What would be the first card that you would set up on a Dashboard for an e-commerce site?

Matt: I would set up high-level metric cards to track day-to-day, big picture operations, like conversion rate, average order value, users, total sales–all of those things that I want to see at a very important high level in my FullStory Dashboard. But then I’d set up additional, more funnel-specific cards in the Dashboard, like my Conversions checkout flow. And then if you want to do additional conversions analysis, you can go right from the Dashboard to that element in Conversions.

Tyler: I’d start navigating to Dashboards before diving into session replays, just to get that understanding of what’s going on. Whether that be a drop off rate in the checkout flow or the general site performance on paid traffic. For example, if that’s going down, using that to inform what you’re searching for in a larger application. If you’re seeing a big drop off on your payment page, you go watch sessions from the payment page. Use it more as a jumping-off place early on and then starting to hone in on more specifics down the road.

Those are some great e-commerce examples. What about websites designed for lead-generation?

Tyler: Oh yeah. It’s perfect for that. There’s a lot of information gathering that happens before someone commits to signing up to engage in a sales conversation. Particularly for larger purchases. It’s really valuable to be able to see their path leading up to the conversion/sign-up and gain a better understanding of what content is resonating, and where they’re spending the most time. But those behavioral metrics like time on page, session duration, that help paint a picture of what’s working and what is not, can be a bit more difficult to evaluate. So, visualizations combined with session replay is a really powerful combo for lead-gen. 

Matt: One thing that is critical to capturing users at the top of the funnel is identifying those positive signals on your website that indicate somebody is interested in purchasing your product or your service. As you’re making improvements, the ability to identify and iterate on those elements that make a difference, and seeing the effects of your enhancements in your Dashboard, can be really powerful and empowering.

Dashboards is useful in other ways as well. Take for example A/B testing. Dashboards is perfect for monitoring test performance. That’s really important for a lot of experiments, particularly when sales and conversions are at stake.

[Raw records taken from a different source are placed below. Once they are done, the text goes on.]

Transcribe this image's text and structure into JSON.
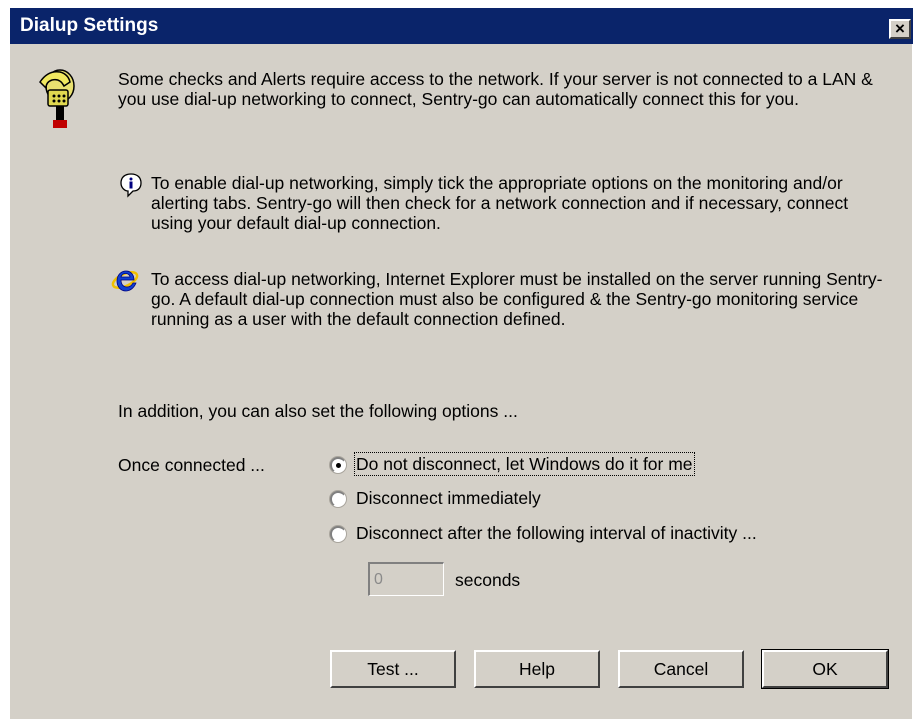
{
  "window": {
    "title": "Dialup Settings",
    "close_glyph": "×"
  },
  "intro": "Some checks and Alerts require access to the network. If your server is not connected to a LAN & you use dial-up networking to connect, Sentry-go can automatically connect this for you.",
  "info_text": "To enable dial-up networking, simply tick the appropriate options on the monitoring and/or alerting tabs. Sentry-go will then check for a network connection and if necessary, connect using your default dial-up connection.",
  "ie_text": "To access dial-up networking, Internet Explorer must be installed on the server running Sentry-go. A default dial-up connection must also be configured & the Sentry-go monitoring service running as a user with the default connection defined.",
  "options_intro": "In addition, you can also set the following options ...",
  "once_connected_label": "Once connected ...",
  "radio_options": [
    {
      "label": "Do not disconnect, let Windows do it for me",
      "checked": true
    },
    {
      "label": "Disconnect immediately",
      "checked": false
    },
    {
      "label": "Disconnect after the following interval of inactivity ...",
      "checked": false
    }
  ],
  "interval": {
    "value": "0",
    "unit_label": "seconds"
  },
  "buttons": {
    "test": "Test ...",
    "help": "Help",
    "cancel": "Cancel",
    "ok": "OK"
  },
  "icons": {
    "phone": "telephone-icon",
    "info": "info-icon",
    "ie": "internet-explorer-icon"
  },
  "colors": {
    "titlebar": "#0a246a",
    "dialog_bg": "#d4d0c8"
  }
}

Tyler: Yeah, definitely. One of the cool features within Dashboards is the ability to look at performance from a macro level and then really zoom into the micro-level details. Whether you’re A/B testing an element, changing the hierarchy of a page, or changing an entire page design–it can be as granular as you want. You’re able to look at a macro level and say, “I want to understand more of the why behind this”, then zoom in on page performance. That’s all possible because every interaction is tracked in FullStory and available in Dashboards.

Here’s a scenario to help illustrate this. Say there are five CTAs on a page, and you want to run an A/B test to reorder them and test engagement. Dashboards makes it easy to compare the performance of your baseline to the new design. If you have your A/B test set up correctly, you just build your segment for the test, and then you can automatically customize that and leverage existing Dashboards to have a visual representation of the test performance. It’s great for not only monitoring results but also communicating performance!

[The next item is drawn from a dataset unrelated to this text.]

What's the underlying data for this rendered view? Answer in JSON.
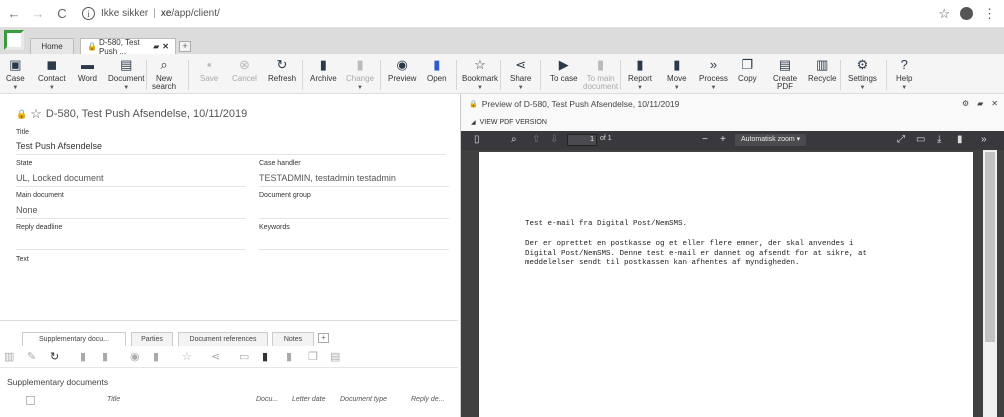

Thanks, Tyler & Matt!

Our partnership with FullStory adds a top-notch experimentation platform into our quiver of technologies we can use on our quest to optimize digital experiences for our clients. Dashboards will become available in August, and stakeholders and analysts alike will find it meets their visualization needs and beyond. Stay tuned for more updates from the RoboDX crew in the months to come!

Looking for some more interview action? Check out our conversation with Harrison White, Partner Manager at FullStory.